More than $300 billion was raised in 2019 across some 5,100 deals, according to Pitchbook’s 2019 Annual U.S. PE Breakdown report. The deals’ total value was more than two-thirds of a trillion dollars, slightly less than the $730.3 billion registered in 2018.
“We believe fundraising in 2020 will likely experience a moderate dip,” Pitchbook said, in part because so many large funds closed last year. Even so, this year likely will reach the $200 billion mark, according to the report.
Tech startups and their spread both into traditional industries like banking as well as undeveloped regions of the world like Africa is fueling fundraising and deals. Almost one out of every five deals through the third quarter last year was tech-related, according to Pitchbook.
While fundraising hit a record high, the number of PE-backed IPOs fell by 50% last year to 23, Pitchbook said. Their total value of $33 billion was 30% less than a year.
Investors were turned off by the disappointing stock market debuts of ride-sharing rivals Uber Technologies Inc. and Lyft Inc. in the first half, setting a somber tone for the year. We Co., parent of office-sharing WeWork, ended up dropping plans to sell shares after concerns were raised about the company’s profitability.
The U.S. government’s shutdown for the month of January 2019 also hurt the pace.
Pitchbook is predicting that the pace of PE-backed IPOs will pick up this year, in part because
there’s a backlog of companies waiting to list. Topgolf International Inc., a driving range operator backed by Providence Equity Partners, may line up an IPO this year that could value the company at $4 billion, Bloomberg reported, citing unidentified people familiar with the matter.
McAfee, a cybersecurity firm backed by TPG Capital and Intel, has been working on a possible IPO. J.Crew Group Inc., owned by Leonard Green & Partners and TPG, may spin off its Madewell unit.Tech fueled investor hunger for African startups last year, with venture capitalists spending a record $1.3 billion in the continent last year, WeeTracker’s annual funding report showed.
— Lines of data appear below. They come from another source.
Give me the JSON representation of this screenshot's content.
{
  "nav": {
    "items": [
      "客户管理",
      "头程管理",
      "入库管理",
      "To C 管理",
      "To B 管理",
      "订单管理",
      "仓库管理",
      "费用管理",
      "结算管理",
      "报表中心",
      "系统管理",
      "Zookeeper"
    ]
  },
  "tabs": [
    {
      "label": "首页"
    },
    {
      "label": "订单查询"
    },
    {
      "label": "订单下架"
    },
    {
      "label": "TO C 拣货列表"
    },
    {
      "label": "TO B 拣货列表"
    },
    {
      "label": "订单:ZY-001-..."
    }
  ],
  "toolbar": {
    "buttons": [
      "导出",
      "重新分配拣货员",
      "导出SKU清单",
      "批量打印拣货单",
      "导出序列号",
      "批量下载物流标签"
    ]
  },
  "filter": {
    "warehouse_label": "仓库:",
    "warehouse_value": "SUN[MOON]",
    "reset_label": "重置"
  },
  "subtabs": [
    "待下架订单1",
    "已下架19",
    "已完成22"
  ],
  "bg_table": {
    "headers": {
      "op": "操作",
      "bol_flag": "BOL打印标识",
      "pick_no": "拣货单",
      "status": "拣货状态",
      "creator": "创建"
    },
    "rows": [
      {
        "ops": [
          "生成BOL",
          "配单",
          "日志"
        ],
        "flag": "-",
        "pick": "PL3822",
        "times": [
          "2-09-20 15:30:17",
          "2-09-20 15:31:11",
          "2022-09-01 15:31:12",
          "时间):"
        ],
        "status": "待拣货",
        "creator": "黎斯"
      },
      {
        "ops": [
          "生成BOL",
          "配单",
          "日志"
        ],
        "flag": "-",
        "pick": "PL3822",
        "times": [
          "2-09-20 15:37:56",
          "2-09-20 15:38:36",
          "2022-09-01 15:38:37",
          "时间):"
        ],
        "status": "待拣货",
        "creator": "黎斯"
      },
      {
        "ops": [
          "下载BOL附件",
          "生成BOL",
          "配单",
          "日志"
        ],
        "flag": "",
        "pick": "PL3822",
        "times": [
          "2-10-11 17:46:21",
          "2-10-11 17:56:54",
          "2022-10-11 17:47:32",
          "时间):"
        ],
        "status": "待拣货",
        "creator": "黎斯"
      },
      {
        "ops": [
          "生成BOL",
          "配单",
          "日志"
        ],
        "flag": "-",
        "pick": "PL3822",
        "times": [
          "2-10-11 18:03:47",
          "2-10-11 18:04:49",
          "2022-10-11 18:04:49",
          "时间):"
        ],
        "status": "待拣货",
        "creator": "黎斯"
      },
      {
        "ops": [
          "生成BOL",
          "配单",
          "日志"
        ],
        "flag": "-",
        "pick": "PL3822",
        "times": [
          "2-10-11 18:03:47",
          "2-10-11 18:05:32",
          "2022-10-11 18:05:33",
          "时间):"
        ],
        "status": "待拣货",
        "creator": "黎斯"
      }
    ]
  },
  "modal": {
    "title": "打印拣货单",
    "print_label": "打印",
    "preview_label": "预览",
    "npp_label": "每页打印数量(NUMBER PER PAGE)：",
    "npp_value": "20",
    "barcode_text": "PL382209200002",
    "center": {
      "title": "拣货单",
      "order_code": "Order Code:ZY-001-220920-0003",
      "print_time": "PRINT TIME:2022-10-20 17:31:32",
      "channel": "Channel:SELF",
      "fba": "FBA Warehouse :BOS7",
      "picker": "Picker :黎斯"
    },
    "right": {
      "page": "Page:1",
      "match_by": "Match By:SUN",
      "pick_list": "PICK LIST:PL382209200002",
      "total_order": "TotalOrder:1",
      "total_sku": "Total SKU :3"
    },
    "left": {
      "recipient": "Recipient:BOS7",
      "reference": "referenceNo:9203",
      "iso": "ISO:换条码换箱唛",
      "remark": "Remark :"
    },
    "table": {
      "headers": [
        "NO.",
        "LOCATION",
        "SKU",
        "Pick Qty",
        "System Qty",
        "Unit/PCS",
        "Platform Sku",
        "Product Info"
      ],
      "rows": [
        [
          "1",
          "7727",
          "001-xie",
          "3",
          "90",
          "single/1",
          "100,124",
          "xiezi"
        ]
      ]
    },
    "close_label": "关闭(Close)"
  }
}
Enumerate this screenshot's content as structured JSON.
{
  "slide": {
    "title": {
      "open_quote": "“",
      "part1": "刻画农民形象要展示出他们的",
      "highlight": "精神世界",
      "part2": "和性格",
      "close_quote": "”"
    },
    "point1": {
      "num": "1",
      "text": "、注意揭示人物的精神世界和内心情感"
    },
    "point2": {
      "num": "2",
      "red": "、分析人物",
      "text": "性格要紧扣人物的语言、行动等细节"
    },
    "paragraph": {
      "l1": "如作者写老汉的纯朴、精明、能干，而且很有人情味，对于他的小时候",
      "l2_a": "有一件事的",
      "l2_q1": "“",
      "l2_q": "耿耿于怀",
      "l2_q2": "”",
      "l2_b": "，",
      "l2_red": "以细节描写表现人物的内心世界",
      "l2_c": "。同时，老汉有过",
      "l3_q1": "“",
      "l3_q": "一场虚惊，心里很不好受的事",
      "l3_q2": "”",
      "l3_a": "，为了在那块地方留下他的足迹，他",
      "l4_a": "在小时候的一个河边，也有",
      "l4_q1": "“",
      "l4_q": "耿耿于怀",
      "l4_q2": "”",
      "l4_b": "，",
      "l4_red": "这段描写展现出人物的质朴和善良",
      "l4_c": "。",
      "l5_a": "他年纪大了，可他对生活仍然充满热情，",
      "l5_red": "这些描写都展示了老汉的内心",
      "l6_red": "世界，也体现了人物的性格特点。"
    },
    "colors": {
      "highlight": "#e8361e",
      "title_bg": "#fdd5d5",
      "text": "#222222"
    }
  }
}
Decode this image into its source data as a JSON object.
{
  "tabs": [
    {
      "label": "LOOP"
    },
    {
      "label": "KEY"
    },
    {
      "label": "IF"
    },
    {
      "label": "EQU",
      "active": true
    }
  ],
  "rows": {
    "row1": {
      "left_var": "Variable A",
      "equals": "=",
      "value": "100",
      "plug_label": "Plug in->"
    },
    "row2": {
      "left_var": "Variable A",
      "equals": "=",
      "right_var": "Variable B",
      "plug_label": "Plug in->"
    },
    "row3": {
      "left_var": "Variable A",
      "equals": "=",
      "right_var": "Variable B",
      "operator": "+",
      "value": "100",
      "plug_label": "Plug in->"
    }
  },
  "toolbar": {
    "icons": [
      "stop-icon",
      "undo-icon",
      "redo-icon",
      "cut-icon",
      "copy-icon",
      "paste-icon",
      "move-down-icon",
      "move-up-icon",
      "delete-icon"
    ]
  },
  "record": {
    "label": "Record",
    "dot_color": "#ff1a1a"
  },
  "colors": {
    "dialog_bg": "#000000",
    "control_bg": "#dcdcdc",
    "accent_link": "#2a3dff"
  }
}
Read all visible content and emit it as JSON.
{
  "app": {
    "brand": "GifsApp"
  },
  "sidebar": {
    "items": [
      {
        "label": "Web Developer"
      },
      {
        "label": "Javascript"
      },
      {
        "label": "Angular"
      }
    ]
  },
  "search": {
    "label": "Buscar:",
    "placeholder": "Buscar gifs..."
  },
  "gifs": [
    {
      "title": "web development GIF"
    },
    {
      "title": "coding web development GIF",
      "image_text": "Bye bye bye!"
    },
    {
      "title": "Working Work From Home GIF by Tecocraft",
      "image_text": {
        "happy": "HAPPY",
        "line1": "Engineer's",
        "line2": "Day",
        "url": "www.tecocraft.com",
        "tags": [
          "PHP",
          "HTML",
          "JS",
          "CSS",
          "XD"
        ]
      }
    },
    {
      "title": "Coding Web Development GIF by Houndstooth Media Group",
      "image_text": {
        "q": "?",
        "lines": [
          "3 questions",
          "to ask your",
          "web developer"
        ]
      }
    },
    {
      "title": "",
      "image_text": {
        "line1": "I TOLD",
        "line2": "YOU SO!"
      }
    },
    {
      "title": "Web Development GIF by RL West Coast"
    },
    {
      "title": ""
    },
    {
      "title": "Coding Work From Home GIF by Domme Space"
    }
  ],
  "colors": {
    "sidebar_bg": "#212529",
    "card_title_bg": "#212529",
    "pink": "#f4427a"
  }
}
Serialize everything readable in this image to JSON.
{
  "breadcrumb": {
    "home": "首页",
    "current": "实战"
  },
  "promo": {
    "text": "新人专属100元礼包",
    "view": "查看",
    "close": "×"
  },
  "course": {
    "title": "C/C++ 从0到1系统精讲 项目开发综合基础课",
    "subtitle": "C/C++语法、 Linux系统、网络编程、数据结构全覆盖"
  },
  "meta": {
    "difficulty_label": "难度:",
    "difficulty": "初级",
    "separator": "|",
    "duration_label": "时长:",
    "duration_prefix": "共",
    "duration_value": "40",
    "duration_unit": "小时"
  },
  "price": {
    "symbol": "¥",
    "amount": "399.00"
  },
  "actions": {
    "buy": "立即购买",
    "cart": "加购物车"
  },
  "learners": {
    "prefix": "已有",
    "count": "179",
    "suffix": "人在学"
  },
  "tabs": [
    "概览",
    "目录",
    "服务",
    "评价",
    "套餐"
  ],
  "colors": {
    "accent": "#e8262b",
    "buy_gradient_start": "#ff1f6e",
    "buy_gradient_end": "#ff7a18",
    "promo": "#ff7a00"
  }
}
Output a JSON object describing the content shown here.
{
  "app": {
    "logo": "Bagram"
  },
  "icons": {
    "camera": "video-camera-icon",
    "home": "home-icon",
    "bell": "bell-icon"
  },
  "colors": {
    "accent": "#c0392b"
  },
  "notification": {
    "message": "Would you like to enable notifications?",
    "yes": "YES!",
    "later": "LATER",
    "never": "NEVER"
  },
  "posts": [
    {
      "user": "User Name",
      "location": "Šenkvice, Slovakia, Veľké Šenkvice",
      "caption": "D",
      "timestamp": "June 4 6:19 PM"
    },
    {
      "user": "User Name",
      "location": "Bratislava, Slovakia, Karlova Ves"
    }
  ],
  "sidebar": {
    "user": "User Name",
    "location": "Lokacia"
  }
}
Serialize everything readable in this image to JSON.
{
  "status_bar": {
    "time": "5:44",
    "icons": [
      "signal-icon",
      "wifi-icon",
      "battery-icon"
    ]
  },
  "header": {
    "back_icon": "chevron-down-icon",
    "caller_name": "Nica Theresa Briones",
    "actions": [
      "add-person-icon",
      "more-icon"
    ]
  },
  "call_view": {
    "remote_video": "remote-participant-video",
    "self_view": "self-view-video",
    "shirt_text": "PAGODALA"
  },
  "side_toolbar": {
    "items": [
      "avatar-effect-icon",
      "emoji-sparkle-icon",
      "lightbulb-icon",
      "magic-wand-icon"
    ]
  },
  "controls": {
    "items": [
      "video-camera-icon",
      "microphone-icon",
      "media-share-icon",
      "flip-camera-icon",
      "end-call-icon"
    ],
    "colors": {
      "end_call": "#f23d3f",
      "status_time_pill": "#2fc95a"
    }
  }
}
Nineteen startups raised more than $10 million last year, almost double the 10 that achieved the same in 2018.